* _EXERCISE INSTRUCTIONS_
Using the records below, give the number of lines where the string "рассуждение" shows up. Add nothing to it.

- - - - -

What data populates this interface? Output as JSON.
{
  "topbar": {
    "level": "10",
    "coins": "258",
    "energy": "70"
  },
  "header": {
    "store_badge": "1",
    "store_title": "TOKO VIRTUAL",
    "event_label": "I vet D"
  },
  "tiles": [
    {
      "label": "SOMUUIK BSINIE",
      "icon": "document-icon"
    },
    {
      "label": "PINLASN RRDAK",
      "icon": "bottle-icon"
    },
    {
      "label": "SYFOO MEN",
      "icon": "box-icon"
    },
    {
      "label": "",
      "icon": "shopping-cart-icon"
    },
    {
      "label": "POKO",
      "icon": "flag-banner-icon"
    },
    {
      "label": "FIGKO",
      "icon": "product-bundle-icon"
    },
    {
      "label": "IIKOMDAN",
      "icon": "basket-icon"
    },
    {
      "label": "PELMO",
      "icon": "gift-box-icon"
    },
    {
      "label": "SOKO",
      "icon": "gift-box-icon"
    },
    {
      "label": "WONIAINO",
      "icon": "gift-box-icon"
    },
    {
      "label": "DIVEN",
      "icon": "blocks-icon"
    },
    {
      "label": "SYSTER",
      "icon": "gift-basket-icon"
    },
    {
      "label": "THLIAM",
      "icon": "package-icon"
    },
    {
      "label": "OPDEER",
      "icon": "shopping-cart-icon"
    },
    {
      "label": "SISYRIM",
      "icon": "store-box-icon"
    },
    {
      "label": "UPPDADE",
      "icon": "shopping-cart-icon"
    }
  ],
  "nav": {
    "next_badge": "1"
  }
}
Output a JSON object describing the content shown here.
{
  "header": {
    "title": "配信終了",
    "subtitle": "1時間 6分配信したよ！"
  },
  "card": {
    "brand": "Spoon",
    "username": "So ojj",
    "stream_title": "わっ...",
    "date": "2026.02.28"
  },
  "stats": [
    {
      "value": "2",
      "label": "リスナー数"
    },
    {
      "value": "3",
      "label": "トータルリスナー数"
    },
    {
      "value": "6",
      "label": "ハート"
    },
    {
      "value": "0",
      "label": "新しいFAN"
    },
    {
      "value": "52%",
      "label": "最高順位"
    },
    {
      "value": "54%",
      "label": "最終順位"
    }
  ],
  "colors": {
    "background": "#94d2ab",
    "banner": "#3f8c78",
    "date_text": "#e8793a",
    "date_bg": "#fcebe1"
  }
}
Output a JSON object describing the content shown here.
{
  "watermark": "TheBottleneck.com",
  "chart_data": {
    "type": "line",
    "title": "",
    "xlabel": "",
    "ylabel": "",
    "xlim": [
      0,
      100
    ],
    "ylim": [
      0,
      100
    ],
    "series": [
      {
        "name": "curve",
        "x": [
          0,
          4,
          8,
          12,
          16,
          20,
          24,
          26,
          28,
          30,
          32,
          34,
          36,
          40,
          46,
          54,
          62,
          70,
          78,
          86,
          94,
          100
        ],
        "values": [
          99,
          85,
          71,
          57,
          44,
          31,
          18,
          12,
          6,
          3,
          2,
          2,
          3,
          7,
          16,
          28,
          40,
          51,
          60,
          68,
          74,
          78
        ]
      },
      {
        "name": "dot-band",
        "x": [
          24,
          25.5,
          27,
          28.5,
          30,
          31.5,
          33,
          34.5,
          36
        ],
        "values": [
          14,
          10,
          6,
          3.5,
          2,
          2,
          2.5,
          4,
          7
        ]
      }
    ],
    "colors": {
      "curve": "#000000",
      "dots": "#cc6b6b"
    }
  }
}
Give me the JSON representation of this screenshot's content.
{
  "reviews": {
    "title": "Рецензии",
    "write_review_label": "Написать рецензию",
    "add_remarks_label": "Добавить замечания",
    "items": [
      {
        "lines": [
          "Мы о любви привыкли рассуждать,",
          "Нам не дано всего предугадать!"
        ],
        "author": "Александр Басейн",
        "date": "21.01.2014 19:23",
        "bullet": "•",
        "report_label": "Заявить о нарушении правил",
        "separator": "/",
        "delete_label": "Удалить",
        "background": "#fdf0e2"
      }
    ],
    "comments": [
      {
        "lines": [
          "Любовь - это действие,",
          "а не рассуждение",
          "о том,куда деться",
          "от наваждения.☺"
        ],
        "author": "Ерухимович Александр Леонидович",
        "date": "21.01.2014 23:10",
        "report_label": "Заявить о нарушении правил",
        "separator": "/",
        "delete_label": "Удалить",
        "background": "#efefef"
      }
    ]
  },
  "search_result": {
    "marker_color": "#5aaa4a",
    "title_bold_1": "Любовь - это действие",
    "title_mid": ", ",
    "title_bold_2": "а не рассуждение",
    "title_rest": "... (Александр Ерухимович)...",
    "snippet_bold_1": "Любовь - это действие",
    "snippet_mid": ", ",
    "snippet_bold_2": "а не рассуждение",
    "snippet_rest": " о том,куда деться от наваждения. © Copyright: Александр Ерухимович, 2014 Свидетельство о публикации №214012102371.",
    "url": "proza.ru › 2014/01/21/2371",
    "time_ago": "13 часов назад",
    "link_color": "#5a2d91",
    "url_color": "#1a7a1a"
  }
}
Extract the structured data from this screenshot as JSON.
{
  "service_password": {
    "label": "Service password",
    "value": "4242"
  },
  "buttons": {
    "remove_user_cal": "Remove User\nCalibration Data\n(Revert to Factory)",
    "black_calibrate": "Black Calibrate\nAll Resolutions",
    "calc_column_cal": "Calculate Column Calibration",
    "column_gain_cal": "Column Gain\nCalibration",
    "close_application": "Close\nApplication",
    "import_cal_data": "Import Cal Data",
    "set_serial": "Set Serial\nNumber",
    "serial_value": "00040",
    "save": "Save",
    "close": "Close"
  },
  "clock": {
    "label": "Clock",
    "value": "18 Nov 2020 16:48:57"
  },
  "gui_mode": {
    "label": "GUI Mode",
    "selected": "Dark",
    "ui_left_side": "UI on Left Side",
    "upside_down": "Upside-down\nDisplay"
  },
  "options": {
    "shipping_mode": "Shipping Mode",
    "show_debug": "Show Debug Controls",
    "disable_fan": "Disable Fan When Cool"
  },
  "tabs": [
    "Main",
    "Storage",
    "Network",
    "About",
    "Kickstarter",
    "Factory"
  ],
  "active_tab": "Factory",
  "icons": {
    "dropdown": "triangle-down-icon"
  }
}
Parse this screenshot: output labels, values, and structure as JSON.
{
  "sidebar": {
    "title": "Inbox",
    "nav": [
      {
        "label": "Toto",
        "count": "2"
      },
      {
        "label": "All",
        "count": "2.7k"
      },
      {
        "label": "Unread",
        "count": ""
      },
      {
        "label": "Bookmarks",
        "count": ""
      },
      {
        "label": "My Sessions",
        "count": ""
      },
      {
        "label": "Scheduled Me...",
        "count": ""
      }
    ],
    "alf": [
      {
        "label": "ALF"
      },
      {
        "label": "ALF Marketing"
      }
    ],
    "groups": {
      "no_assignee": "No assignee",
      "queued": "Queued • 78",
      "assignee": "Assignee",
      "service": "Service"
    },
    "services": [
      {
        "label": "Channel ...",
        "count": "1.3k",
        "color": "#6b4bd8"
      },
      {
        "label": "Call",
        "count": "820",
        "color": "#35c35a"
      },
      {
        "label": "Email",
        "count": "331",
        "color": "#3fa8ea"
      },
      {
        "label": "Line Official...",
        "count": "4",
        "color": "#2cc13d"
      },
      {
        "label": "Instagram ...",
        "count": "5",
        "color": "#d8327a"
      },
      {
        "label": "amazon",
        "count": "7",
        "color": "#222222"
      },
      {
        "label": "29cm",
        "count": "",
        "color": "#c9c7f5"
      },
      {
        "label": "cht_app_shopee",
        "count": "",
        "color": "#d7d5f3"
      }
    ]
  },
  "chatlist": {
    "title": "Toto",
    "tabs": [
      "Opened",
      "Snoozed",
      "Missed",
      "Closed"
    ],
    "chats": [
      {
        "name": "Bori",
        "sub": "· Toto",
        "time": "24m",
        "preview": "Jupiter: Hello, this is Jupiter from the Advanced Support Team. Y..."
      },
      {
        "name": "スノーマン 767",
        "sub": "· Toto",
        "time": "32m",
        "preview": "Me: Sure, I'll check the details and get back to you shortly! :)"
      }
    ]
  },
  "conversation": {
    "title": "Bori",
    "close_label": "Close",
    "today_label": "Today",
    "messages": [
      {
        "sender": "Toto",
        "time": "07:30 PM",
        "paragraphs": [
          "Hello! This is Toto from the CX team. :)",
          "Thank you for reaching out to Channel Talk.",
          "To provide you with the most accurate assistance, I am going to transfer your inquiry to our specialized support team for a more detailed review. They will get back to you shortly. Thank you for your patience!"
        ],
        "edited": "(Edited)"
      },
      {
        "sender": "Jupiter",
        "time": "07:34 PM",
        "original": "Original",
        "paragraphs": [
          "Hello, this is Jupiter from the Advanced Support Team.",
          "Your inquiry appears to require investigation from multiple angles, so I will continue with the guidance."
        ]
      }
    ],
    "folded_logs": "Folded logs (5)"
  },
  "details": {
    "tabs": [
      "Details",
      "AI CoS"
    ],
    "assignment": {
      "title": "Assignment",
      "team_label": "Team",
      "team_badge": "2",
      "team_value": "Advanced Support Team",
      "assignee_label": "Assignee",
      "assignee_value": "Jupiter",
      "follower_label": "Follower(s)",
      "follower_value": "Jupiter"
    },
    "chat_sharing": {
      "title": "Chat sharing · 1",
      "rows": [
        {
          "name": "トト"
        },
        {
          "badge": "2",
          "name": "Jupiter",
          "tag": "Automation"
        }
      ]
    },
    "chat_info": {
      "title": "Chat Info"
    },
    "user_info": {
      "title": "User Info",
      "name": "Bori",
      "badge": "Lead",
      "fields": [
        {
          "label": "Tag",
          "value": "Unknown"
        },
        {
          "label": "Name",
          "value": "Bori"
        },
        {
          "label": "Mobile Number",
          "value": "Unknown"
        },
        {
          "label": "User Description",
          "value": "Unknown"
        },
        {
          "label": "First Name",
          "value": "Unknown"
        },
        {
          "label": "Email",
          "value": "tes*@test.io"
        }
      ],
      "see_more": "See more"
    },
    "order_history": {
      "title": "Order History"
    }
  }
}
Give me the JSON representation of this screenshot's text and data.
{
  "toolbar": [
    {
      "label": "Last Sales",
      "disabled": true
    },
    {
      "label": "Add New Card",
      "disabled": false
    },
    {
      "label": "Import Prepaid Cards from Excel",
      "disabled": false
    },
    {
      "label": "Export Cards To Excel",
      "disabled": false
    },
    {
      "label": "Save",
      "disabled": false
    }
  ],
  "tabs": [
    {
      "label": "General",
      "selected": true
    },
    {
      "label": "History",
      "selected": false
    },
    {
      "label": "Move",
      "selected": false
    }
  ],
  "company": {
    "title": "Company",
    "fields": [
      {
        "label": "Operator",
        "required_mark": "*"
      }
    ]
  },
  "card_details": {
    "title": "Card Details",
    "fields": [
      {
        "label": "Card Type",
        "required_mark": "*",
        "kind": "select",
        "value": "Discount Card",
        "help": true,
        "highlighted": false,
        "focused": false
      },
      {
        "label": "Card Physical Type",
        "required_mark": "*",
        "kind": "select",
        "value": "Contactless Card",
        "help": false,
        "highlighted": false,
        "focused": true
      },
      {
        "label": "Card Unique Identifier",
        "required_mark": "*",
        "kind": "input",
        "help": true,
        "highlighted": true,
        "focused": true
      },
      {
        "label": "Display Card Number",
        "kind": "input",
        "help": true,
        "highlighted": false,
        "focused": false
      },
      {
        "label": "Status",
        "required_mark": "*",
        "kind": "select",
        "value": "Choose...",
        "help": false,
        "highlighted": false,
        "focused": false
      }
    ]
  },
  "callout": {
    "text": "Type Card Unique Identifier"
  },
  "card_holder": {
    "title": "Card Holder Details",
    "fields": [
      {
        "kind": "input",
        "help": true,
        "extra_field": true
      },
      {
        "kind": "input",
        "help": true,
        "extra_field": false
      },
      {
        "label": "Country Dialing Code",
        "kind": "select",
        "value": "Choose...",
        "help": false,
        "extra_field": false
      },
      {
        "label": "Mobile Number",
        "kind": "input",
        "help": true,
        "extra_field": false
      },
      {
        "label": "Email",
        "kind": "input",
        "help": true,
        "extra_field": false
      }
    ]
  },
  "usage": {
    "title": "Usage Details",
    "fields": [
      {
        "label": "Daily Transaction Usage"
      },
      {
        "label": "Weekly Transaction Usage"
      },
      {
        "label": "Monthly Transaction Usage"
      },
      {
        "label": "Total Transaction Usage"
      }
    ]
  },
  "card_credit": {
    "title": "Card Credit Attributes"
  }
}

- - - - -

* _YOUR RESPONSE_
3